New Treatment for Thyroid Eye Disease

Mar 16, 2020


New Treatment for Thyroid Eye Disease

Thyroid eye disease is a rare autoimmune condition affecting 15,000 to 20,000 Americans annually. Usually associated with hyperthyroidism or Graves’ disease, the condition can result in vision loss. Until now, treatment for this serious disorder has been limited to steroids or surgery. However, the U.S. Food and Drug Administration (FDA) recently approved teprotumumab (Tepezza) to help adults suffering from this type of eye disease. Keep reading to learn more about thyroid eye disease and find out why ophthalmologists are excited about this new, non-surgical treatment option. 

What is thyroid eye disease?

Also called Graves’ ophthalmopathy or Graves’ orbitopathy, thyroid eye disease is a complication that can develop in people with an overactive thyroid gland. The thyroid gland is located in the front of the neck and produces hormones that help the body regulate temperature and use energy. It also keeps many of the body’s systems working properly, including the heart, brain and muscles. 

Graves’ disease happens when the immune system produces antibodies that cross-react with cell proteins. These antibodies, thyrotropin receptor antibodies (TRAb) or thyroid stimulating immunoglobulins (TSI) bind to thyroid cells and make them work overtime. This causes high levels of thyroid hormone to circulate in the blood stream. 

When autoantibodies attach to cells behind the eyes, it activates a protein that causes the symptoms of thyroid eye disease. Up to half of the people with Graves’ develop eye problems and the condition affects women more often than men. Sometimes thyroid eye disease improves on its own, while other cases require treatment.

Symptoms of Graves’ Ophthalmopathy 

If you’ve been diagnosed with Graves’ disease, be on the lookout for changes in the appearance of your eyes. You may also experience changes in your vision, although these are rare and may not occur until later, if at all. Eye changes usually begin six months before or after a diagnosis of Graves’ disease.

  • Red eyes
  • Inflamed eyes
  • Gritty or irritated eyes
  • Eyes bulging (proptosis)
  • Eye misalignment (strabismus)
  • Eye pain 
  • Light sensitivity
  • Double vision (diplopia)
  • Decreased eye movement
  • Incomplete closure of the eyelids
  • Blindness (rarely)

Many of these symptoms can be associated with other serious eye disorders. Therefore, it’s important to make sure you see your ophthalmologist as soon as possible after noticing these types of changes. 

How Teprotumumab (Tepezza) Targets Thyroid Eye Disease

Teprotumumab works by blocking the insulin-like growth factor 1 receptor-mediated signaling complex on cells in the eye orbit.
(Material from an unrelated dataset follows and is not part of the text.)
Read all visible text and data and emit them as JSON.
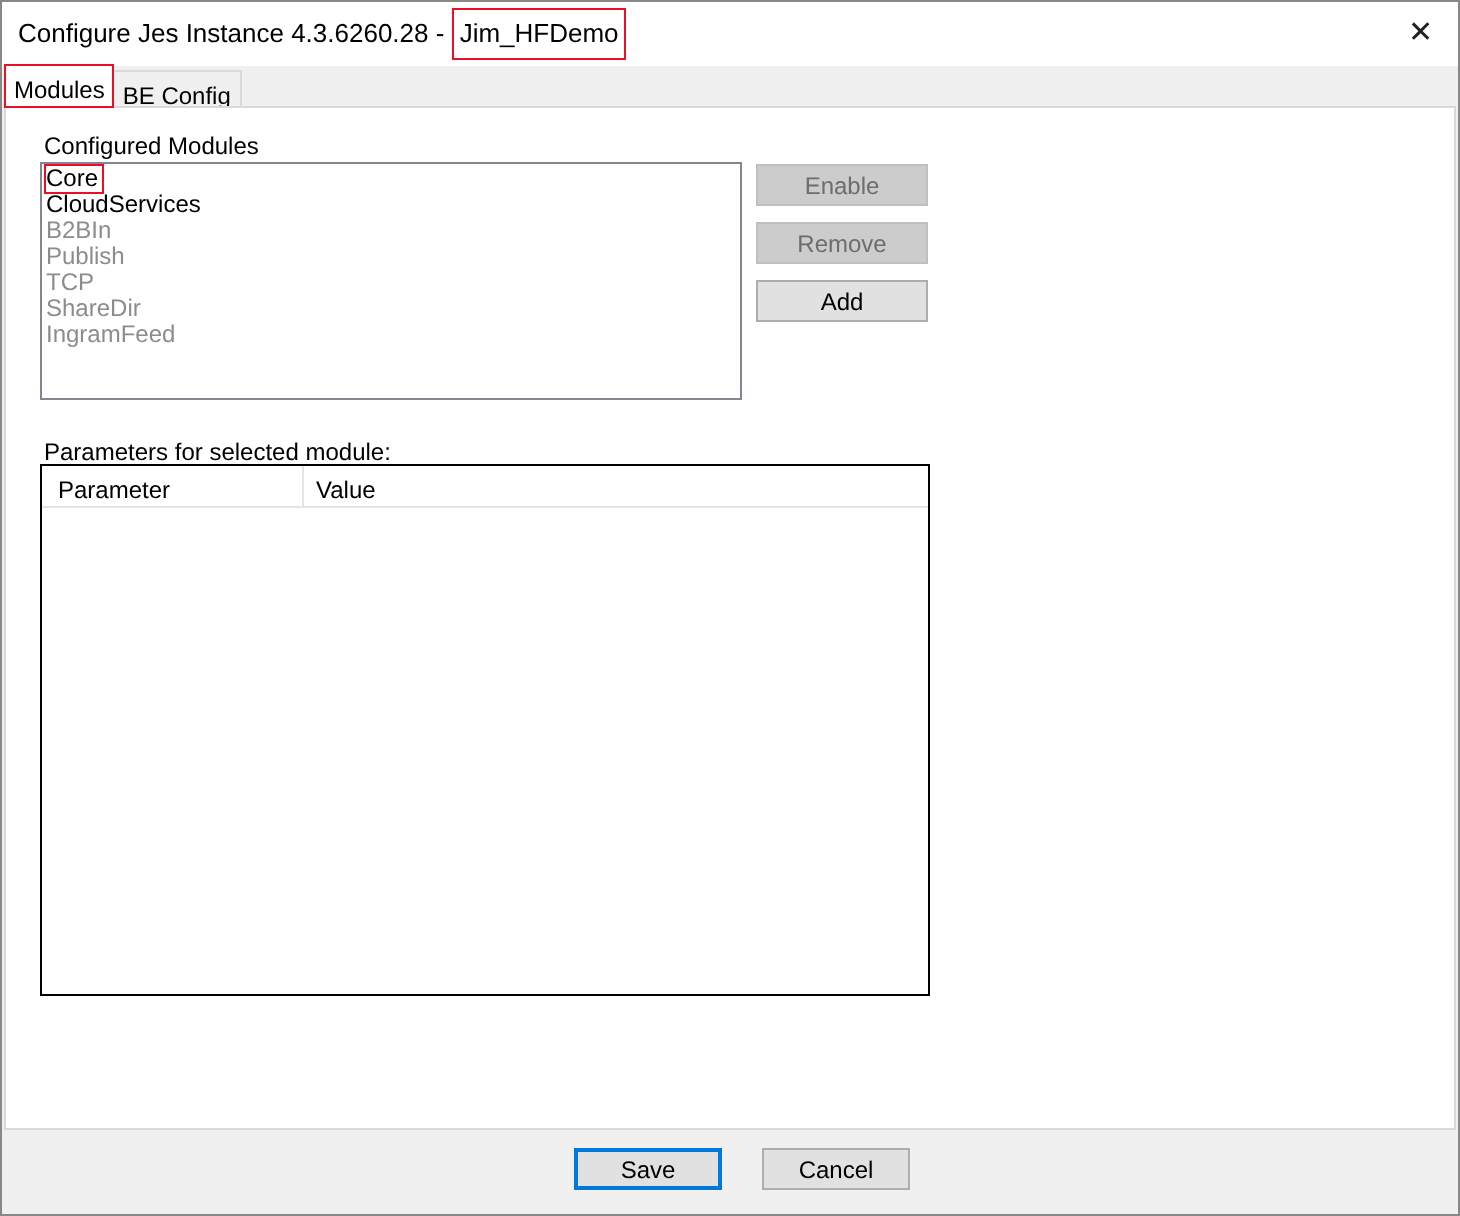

Simply put, the medication stops the autoimmune factors from causing inflammation in the muscles and fatty tissues behind the eye. 

Teprotumumab is given through an IV—a sterile catheter inserted into a vein and secured. If approved for Tepezza therapy, expect to receive eight infusions administered once every three weeks. Most patients receive infusion therapy at a hospital or an outpatient infusion therapy center. Some medication recipients may be eligible to have infusions administered at home by a visiting nurse. 
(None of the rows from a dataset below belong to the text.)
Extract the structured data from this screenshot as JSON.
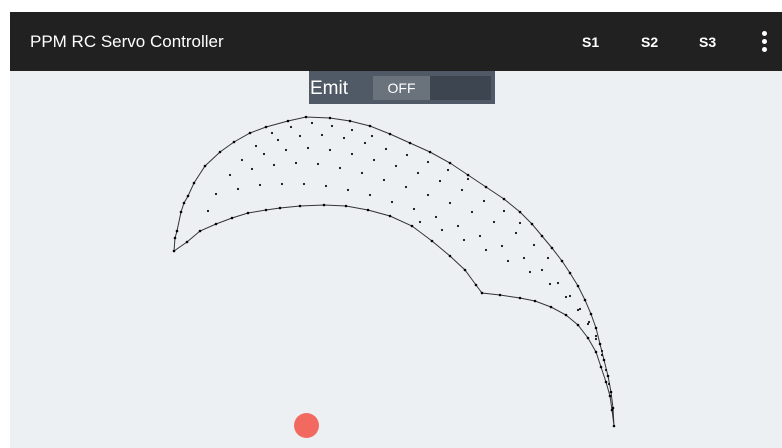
{
  "app": {
    "title": "PPM RC Servo Controller",
    "actions": [
      "S1",
      "S2",
      "S3"
    ],
    "overflow_icon": "more-vert-icon"
  },
  "emit": {
    "label": "Emit",
    "toggle_state": "OFF"
  },
  "colors": {
    "appbar": "#212121",
    "canvas_background": "#edf0f3",
    "panel": "#4f5a66",
    "touch_dot": "#f26a5f"
  }
}
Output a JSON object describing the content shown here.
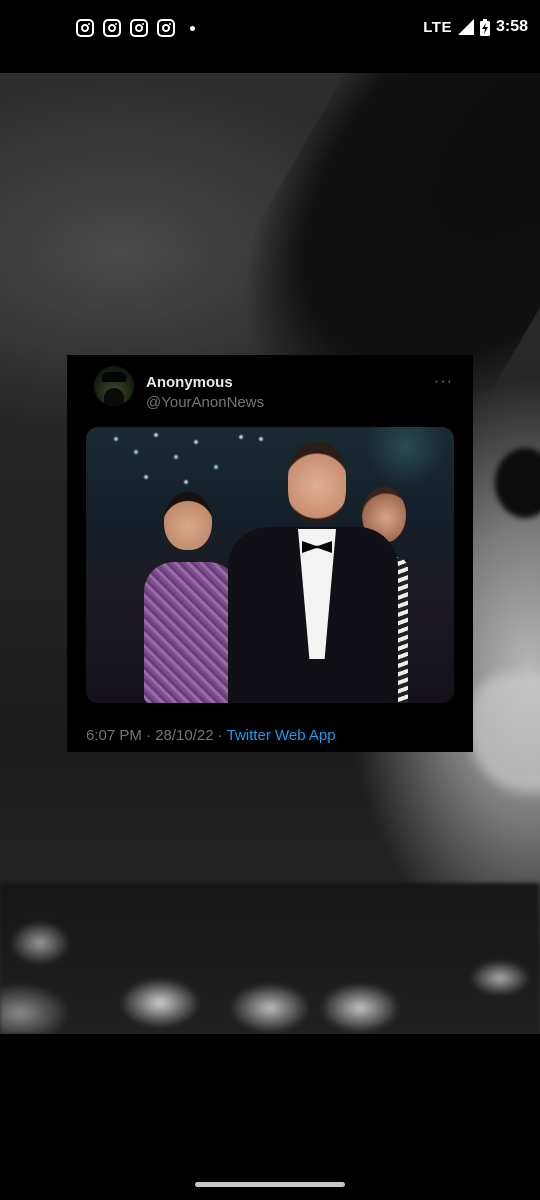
{
  "status_bar": {
    "network": "LTE",
    "time": "3:58",
    "notification_icons": [
      "instagram-icon",
      "instagram-icon",
      "instagram-icon",
      "instagram-icon"
    ]
  },
  "tweet": {
    "display_name": "Anonymous",
    "handle": "@YourAnonNews",
    "more_icon": "···",
    "time_date": "6:07 PM · 28/10/22 · ",
    "source": "Twitter Web App"
  },
  "colors": {
    "link": "#1d9bf0",
    "secondary_text": "#71767b",
    "primary_text": "#e7e9ea"
  }
}
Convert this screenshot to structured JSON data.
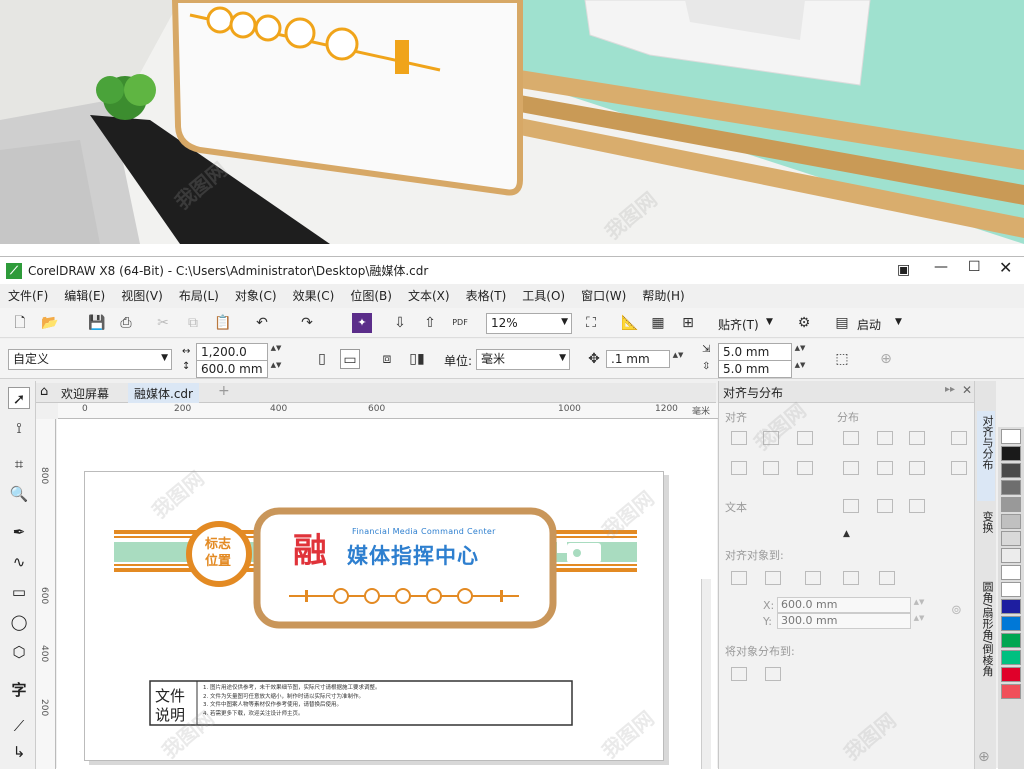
{
  "window": {
    "title": "CorelDRAW X8 (64-Bit) - C:\\Users\\Administrator\\Desktop\\融媒体.cdr"
  },
  "menu": [
    "文件(F)",
    "编辑(E)",
    "视图(V)",
    "布局(L)",
    "对象(C)",
    "效果(C)",
    "位图(B)",
    "文本(X)",
    "表格(T)",
    "工具(O)",
    "窗口(W)",
    "帮助(H)"
  ],
  "toolbar": {
    "zoom_value": "12%",
    "snap_label": "贴齐(T)",
    "launch_label": "启动"
  },
  "propbar": {
    "page_preset": "自定义",
    "width": "1,200.0 mm",
    "height": "600.0 mm",
    "unit_label": "单位:",
    "unit_value": "毫米",
    "nudge": ".1 mm",
    "dup_x": "5.0 mm",
    "dup_y": "5.0 mm"
  },
  "tabs": {
    "welcome": "欢迎屏幕",
    "document": "融媒体.cdr",
    "add": "+"
  },
  "ruler": {
    "h_ticks": [
      "0",
      "200",
      "400",
      "600",
      "1000",
      "1200"
    ],
    "h_unit": "毫米",
    "v_ticks": [
      "800",
      "600",
      "400",
      "200"
    ]
  },
  "design": {
    "badge_line1": "标志",
    "badge_line2": "位置",
    "big_char": "融",
    "title": "媒体指挥中心",
    "subtitle": "Financial Media Command Center",
    "note_heading_1": "文件",
    "note_heading_2": "说明",
    "note_lines": [
      "1. 图片用途仅供参考，未干效果细节图，实际尺寸请根据施工要求调整。",
      "2. 文件为矢量图可任意放大缩小，制作时请以实际尺寸为准制作。",
      "3. 文件中图案人物等素材仅作参考使用，请替换后使用。",
      "4. 若需更多下载，欢迎关注设计师主页。"
    ],
    "colors": {
      "orange": "#e38a23",
      "green": "#a9dcc0",
      "brown_border": "#c9965a",
      "title_blue": "#2e7fcf",
      "big_char_red": "#e0333a"
    }
  },
  "docker": {
    "panel_title": "对齐与分布",
    "align_label": "对齐",
    "distribute_label": "分布",
    "text_label": "文本",
    "align_to_label": "对齐对象到:",
    "x_value": "600.0 mm",
    "y_value": "300.0 mm",
    "distribute_to_label": "将对象分布到:",
    "x_prefix": "X:",
    "y_prefix": "Y:"
  },
  "side_tabs": [
    "对齐与分布",
    "变换",
    "圆角/扇形角/倒棱角"
  ],
  "palette_colors": [
    "#ffffff",
    "#1a1a1a",
    "#4a4a4a",
    "#6e6e6e",
    "#999999",
    "#c0c0c0",
    "#d9d9d9",
    "#ececec",
    "#ffffff",
    "#ffffff",
    "#1e1ea0",
    "#0078d7",
    "#00a651",
    "#00c080",
    "#e0002a",
    "#f04f5a"
  ]
}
How effective is teprotumumab?

FDA approval of teprotumumab was based on impressive results from two clinical trials. Participants with moderate to severe thyroid eye disease showed significant improvement that lasted up to 72 weeks. Measurable reductions in eye bulging, eyelid swelling, double vision and orbital pain were recorded. 

Additionally, quality of life scores improved after completing the recommended number of teprotumumab infusions. Participants found it easier to accomplish daily tasks that were previously difficult due to Graves’ ophthalmopathy.

If you can’t take teprotumumab, other treatment options are available for thyroid eye disease. These include steroids, eye drops and various surgical procedures. Note that radioiodine therapy should be avoided, if possible, in people with Graves’ eye disease as it can make thyroid-related eye problems worse.